**INFORMATION SHOWN**
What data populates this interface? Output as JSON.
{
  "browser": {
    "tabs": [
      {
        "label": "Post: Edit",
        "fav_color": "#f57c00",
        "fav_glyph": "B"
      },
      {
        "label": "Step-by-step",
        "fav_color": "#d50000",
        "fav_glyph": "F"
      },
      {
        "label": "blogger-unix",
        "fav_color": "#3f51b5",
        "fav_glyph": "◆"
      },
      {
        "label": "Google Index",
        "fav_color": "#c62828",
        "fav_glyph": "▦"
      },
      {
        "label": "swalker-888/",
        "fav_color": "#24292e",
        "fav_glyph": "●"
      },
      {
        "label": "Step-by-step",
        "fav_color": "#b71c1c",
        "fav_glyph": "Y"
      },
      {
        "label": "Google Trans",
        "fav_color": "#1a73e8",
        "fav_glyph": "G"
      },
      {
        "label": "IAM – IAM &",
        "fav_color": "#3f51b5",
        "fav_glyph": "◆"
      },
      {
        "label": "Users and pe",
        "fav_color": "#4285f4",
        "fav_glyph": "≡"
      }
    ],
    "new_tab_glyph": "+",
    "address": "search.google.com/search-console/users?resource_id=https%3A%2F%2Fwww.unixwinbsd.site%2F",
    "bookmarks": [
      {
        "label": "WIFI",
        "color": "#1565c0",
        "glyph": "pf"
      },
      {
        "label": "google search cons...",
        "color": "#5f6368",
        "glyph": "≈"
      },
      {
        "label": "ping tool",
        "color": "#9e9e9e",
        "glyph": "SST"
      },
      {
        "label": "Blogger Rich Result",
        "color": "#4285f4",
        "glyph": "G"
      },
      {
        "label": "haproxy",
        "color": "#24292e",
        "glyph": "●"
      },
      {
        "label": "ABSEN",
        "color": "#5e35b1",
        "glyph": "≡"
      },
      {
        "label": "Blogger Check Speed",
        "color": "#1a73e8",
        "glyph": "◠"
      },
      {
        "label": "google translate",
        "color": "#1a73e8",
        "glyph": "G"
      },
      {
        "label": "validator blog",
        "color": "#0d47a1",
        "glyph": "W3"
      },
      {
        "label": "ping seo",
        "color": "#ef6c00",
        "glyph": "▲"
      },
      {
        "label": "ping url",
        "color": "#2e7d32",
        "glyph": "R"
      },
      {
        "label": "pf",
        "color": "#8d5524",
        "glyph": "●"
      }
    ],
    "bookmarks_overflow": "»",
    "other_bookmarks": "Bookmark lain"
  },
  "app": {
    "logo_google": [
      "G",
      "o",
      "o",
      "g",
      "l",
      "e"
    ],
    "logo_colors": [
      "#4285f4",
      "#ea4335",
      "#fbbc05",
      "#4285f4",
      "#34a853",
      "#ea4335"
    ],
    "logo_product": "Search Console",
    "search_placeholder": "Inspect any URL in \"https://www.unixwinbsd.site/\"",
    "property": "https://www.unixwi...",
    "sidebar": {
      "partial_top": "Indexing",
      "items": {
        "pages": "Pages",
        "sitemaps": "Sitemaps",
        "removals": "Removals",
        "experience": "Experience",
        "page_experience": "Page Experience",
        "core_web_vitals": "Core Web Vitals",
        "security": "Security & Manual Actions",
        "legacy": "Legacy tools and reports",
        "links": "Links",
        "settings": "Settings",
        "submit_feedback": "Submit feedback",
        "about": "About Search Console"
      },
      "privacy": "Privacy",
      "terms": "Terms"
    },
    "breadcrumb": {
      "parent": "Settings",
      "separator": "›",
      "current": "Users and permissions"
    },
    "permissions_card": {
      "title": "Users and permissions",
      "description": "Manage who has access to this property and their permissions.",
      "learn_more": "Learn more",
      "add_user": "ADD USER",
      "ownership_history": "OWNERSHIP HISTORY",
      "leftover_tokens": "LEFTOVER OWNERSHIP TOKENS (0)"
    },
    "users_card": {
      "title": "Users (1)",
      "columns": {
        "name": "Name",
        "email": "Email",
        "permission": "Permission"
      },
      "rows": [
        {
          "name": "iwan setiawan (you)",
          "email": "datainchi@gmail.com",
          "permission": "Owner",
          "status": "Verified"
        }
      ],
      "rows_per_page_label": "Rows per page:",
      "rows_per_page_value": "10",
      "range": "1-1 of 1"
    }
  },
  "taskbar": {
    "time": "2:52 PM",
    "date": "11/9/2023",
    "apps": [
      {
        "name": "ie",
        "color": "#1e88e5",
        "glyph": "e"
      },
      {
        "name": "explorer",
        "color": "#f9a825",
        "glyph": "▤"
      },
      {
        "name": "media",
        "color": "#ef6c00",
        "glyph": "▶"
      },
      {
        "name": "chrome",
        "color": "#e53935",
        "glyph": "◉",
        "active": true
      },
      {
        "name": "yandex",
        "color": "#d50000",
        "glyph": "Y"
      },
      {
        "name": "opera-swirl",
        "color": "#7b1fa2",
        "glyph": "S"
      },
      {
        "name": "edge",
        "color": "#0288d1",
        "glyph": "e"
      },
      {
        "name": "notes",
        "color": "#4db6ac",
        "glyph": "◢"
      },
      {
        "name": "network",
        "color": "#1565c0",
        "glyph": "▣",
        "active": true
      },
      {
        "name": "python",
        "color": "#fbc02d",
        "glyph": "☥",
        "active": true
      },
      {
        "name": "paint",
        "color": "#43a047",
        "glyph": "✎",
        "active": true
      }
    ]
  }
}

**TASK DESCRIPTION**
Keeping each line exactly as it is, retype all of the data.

**ANSWER**
What data populates this interface? Output as JSON.
{
  "browser": {
    "tabs": [
      {
        "label": "Post: Edit",
        "fav_color": "#f57c00",
        "fav_glyph": "B"
      },
      {
        "label": "Step-by-step",
        "fav_color": "#d50000",
        "fav_glyph": "F"
      },
      {
        "label": "blogger-unix",
        "fav_color": "#3f51b5",
        "fav_glyph": "◆"
      },
      {
        "label": "Google Index",
        "fav_color": "#c62828",
        "fav_glyph": "▦"
      },
      {
        "label": "swalker-888/",
        "fav_color": "#24292e",
        "fav_glyph": "●"
      },
      {
        "label": "Step-by-step",
        "fav_color": "#b71c1c",
        "fav_glyph": "Y"
      },
      {
        "label": "Google Trans",
        "fav_color": "#1a73e8",
        "fav_glyph": "G"
      },
      {
        "label": "IAM – IAM &",
        "fav_color": "#3f51b5",
        "fav_glyph": "◆"
      },
      {
        "label": "Users and pe",
        "fav_color": "#4285f4",
        "fav_glyph": "≡"
      }
    ],
    "new_tab_glyph": "+",
    "address": "search.google.com/search-console/users?resource_id=https%3A%2F%2Fwww.unixwinbsd.site%2F",
    "bookmarks": [
      {
        "label": "WIFI",
        "color": "#1565c0",
        "glyph": "pf"
      },
      {
        "label": "google search cons...",
        "color": "#5f6368",
        "glyph": "≈"
      },
      {
        "label": "ping tool",
        "color": "#9e9e9e",
        "glyph": "SST"
      },
      {
        "label": "Blogger Rich Result",
        "color": "#4285f4",
        "glyph": "G"
      },
      {
        "label": "haproxy",
        "color": "#24292e",
        "glyph": "●"
      },
      {
        "label": "ABSEN",
        "color": "#5e35b1",
        "glyph": "≡"
      },
      {
        "label": "Blogger Check Speed",
        "color": "#1a73e8",
        "glyph": "◠"
      },
      {
        "label": "google translate",
        "color": "#1a73e8",
        "glyph": "G"
      },
      {
        "label": "validator blog",
        "color": "#0d47a1",
        "glyph": "W3"
      },
      {
        "label": "ping seo",
        "color": "#ef6c00",
        "glyph": "▲"
      },
      {
        "label": "ping url",
        "color": "#2e7d32",
        "glyph": "R"
      },
      {
        "label": "pf",
        "color": "#8d5524",
        "glyph": "●"
      }
    ],
    "bookmarks_overflow": "»",
    "other_bookmarks": "Bookmark lain"
  },
  "app": {
    "logo_google": [
      "G",
      "o",
      "o",
      "g",
      "l",
      "e"
    ],
    "logo_colors": [
      "#4285f4",
      "#ea4335",
      "#fbbc05",
      "#4285f4",
      "#34a853",
      "#ea4335"
    ],
    "logo_product": "Search Console",
    "search_placeholder": "Inspect any URL in \"https://www.unixwinbsd.site/\"",
    "property": "https://www.unixwi...",
    "sidebar": {
      "partial_top": "Indexing",
      "items": {
        "pages": "Pages",
        "sitemaps": "Sitemaps",
        "removals": "Removals",
        "experience": "Experience",
        "page_experience": "Page Experience",
        "core_web_vitals": "Core Web Vitals",
        "security": "Security & Manual Actions",
        "legacy": "Legacy tools and reports",
        "links": "Links",
        "settings": "Settings",
        "submit_feedback": "Submit feedback",
        "about": "About Search Console"
      },
      "privacy": "Privacy",
      "terms": "Terms"
    },
    "breadcrumb": {
      "parent": "Settings",
      "separator": "›",
      "current": "Users and permissions"
    },
    "permissions_card": {
      "title": "Users and permissions",
      "description": "Manage who has access to this property and their permissions.",
      "learn_more": "Learn more",
      "add_user": "ADD USER",
      "ownership_history": "OWNERSHIP HISTORY",
      "leftover_tokens": "LEFTOVER OWNERSHIP TOKENS (0)"
    },
    "users_card": {
      "title": "Users (1)",
      "columns": {
        "name": "Name",
        "email": "Email",
        "permission": "Permission"
      },
      "rows": [
        {
          "name": "iwan setiawan (you)",
          "email": "datainchi@gmail.com",
          "permission": "Owner",
          "status": "Verified"
        }
      ],
      "rows_per_page_label": "Rows per page:",
      "rows_per_page_value": "10",
      "range": "1-1 of 1"
    }
  },
  "taskbar": {
    "time": "2:52 PM",
    "date": "11/9/2023",
    "apps": [
      {
        "name": "ie",
        "color": "#1e88e5",
        "glyph": "e"
      },
      {
        "name": "explorer",
        "color": "#f9a825",
        "glyph": "▤"
      },
      {
        "name": "media",
        "color": "#ef6c00",
        "glyph": "▶"
      },
      {
        "name": "chrome",
        "color": "#e53935",
        "glyph": "◉",
        "active": true
      },
      {
        "name": "yandex",
        "color": "#d50000",
        "glyph": "Y"
      },
      {
        "name": "opera-swirl",
        "color": "#7b1fa2",
        "glyph": "S"
      },
      {
        "name": "edge",
        "color": "#0288d1",
        "glyph": "e"
      },
      {
        "name": "notes",
        "color": "#4db6ac",
        "glyph": "◢"
      },
      {
        "name": "network",
        "color": "#1565c0",
        "glyph": "▣",
        "active": true
      },
      {
        "name": "python",
        "color": "#fbc02d",
        "glyph": "☥",
        "active": true
      },
      {
        "name": "paint",
        "color": "#43a047",
        "glyph": "✎",
        "active": true
      }
    ]
  }
}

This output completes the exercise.